This month SDOT says they are starting work on an extension of the West Seattle Neighborhood Greenway, which will finally connect the current greenway in the south end of the neighborhood with Alaska Junction. Most notably, the project will bring a major redesign to one of the area’s most problematic intersections, 35th Ave SW and SW Graham Street.
Several high profile traffic deaths have occurred at the intersection of 35th and Graham. It’s been seven years since James St. Clair was struck and killed while attempting to cross the intersection on foot, and fourteen years since Susanne Scaringi was killed while biking across it. There’s not really any good excuse as to why safety improvements at this spot have taken so long to get constructed.
This project was most recently slated to go in last year, but was delayed due to “administrative challenges, most notably waiting longer than anticipated to receive the final approval for grant funding”. I asked SDOT spokesperson Ethan Bergerson if the new signal here would be a priority due to past issues here, and he told me, “We haven’t determined the construction schedule or order in which improvements will be installed. Safety will definitely be one of the factors which we consider.”
The planned upgrade to 35th/Graham includes a signal for traffic on 35th, marked crosswalks and a green crossbike for traffic on Graham, and traffic restrictions that essentially amount to a diverter- drivers will not be able to go straight across the intersection on Graham Street, and a left turn from 35th will only be allowed onto eastbound Graham, not westbound.
The entire extension of the Greenway will be installed on SW Graham Street, 38th Ave SW, SW Findlay Street, and 42nd Ave SW where it will terminate at SW Edmunds Street. The route only includes one other signalized crossing, at Findlay and 39th. At Edmunds, the existing four-way stop will be upgraded with new marked crosswalks.
The end of the West Seattle greenway is ultimately envisioned in the Admiral District, and SDOT currently has funds to design and plan that extension to the north but not to construct it. Heading through Alaska Junction on 42nd, traffic volumes on the street are higher than they would be on a normal neighborhood greenway, so the street treatments will have to be a bit more robust.
Designs from 2018 show a few different options to make the Junction segment more welcoming to people on bikes, the tradeoffs between them being parking, so we should expect that discussion to restart.
A portion of this existing greenway in High Point is currently functioning as a Stay Healthy Street, with pedestrians and people biking more able to utilize the street space. In the coming weeks we’ll learn if SDOT has selected this route, serving one of the most diverse areas of West Seattle, to be one of the twenty miles of permanent Stay Healthy Streets and to get the permanent traffic diversion improvements that are going to come along with that.
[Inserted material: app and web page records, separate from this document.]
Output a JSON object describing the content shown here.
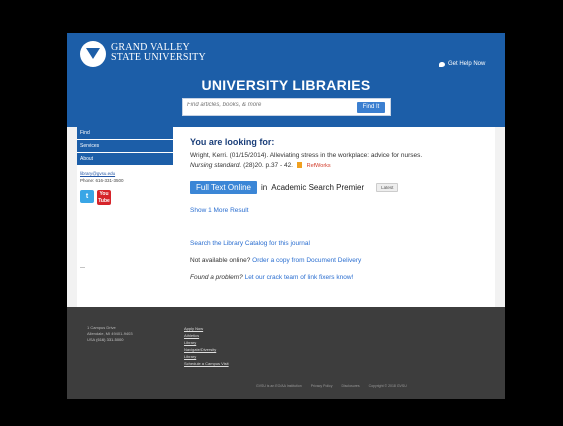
{
  "header": {
    "university_line1": "GRAND VALLEY",
    "university_line2": "STATE UNIVERSITY",
    "help_label": "Get Help Now",
    "title": "UNIVERSITY LIBRARIES",
    "search_placeholder": "Find articles, books, & more",
    "search_button": "Find It"
  },
  "sidebar": {
    "nav": [
      "Find",
      "Services",
      "About"
    ],
    "email": "library@gvsu.edu",
    "phone": "Phone: 616-331-3500",
    "twitter_label": "t",
    "youtube_label": "You Tube",
    "footer_mark": "—"
  },
  "main": {
    "heading": "You are looking for:",
    "citation_line": "Wright, Kerri. (01/15/2014). Alleviating stress in the workplace: advice for nurses.",
    "journal": "Nursing standard.",
    "details": "(28)20. p.37 - 42.",
    "refworks": "RefWorks",
    "full_text_button": "Full Text Online",
    "in_text": "in",
    "database": "Academic Search Premier",
    "latest_button": "Latest",
    "show_more": "Show 1 More Result",
    "catalog_link": "Search the Library Catalog for this journal",
    "not_available_text": "Not available online?",
    "order_link": "Order a copy from Document Delivery",
    "problem_text": "Found a problem?",
    "problem_link": "Let our crack team of link fixers know!"
  },
  "footer": {
    "addr_line1": "1 Campus Drive",
    "addr_line2": "Allendale, MI 49401-9403",
    "addr_line3": "USA",
    "phone": "(616) 331-5000",
    "links": [
      "Apply Now",
      "Athletics",
      "Library",
      "Navigate/Diversity",
      "Library",
      "Schedule a Campus Visit"
    ],
    "bottom": [
      "GVSU is an EO/AA Institution",
      "Privacy Policy",
      "Disclosures",
      "Copyright © 2018 GVSU"
    ]
  }
}
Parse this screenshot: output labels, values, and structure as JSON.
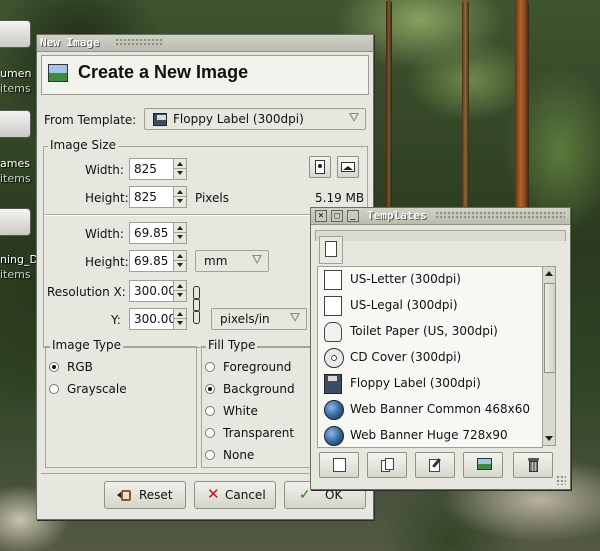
{
  "desktop": {
    "icons": [
      {
        "label": "umen",
        "sub": "items"
      },
      {
        "label": "ames",
        "sub": "items"
      },
      {
        "label": "ning_D",
        "sub": "items"
      }
    ]
  },
  "new_image_dialog": {
    "window_title": "New Image",
    "header_title": "Create a New Image",
    "from_template_label": "From Template:",
    "template_selected": "Floppy Label (300dpi)",
    "image_size": {
      "frame_title": "Image Size",
      "width_label": "Width:",
      "width_value": "825",
      "height_label": "Height:",
      "height_value": "825",
      "units": "Pixels",
      "file_size": "5.19 MB",
      "phys_width_label": "Width:",
      "phys_width_value": "69.85",
      "phys_height_label": "Height:",
      "phys_height_value": "69.85",
      "phys_unit": "mm",
      "res_x_label": "Resolution X:",
      "res_x_value": "300.000",
      "res_y_label": "Y:",
      "res_y_value": "300.000",
      "res_unit": "pixels/in"
    },
    "image_type": {
      "frame_title": "Image Type",
      "options": [
        "RGB",
        "Grayscale"
      ],
      "selected": "RGB"
    },
    "fill_type": {
      "frame_title": "Fill Type",
      "options": [
        "Foreground",
        "Background",
        "White",
        "Transparent",
        "None"
      ],
      "selected": "Background"
    },
    "buttons": {
      "reset": "Reset",
      "cancel": "Cancel",
      "ok": "OK"
    }
  },
  "templates_window": {
    "window_title": "Templates",
    "items": [
      {
        "label": "US-Letter (300dpi)",
        "icon": "page-icon"
      },
      {
        "label": "US-Legal (300dpi)",
        "icon": "page-icon"
      },
      {
        "label": "Toilet Paper (US, 300dpi)",
        "icon": "toilet-paper-icon"
      },
      {
        "label": "CD Cover (300dpi)",
        "icon": "cd-icon"
      },
      {
        "label": "Floppy Label (300dpi)",
        "icon": "floppy-icon"
      },
      {
        "label": "Web Banner Common 468x60",
        "icon": "globe-icon"
      },
      {
        "label": "Web Banner Huge 728x90",
        "icon": "globe-icon"
      }
    ],
    "toolbar": [
      "new-template-icon",
      "duplicate-template-icon",
      "edit-template-icon",
      "create-image-icon",
      "delete-template-icon"
    ]
  }
}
Ideally all neighborhood greenways would enable users to feel as comfortable using them as a Stay Healthy street does.
You can read more about the plans for the 2021 expansion of the West Seattle neighborhood greenway at SDOT’s blog.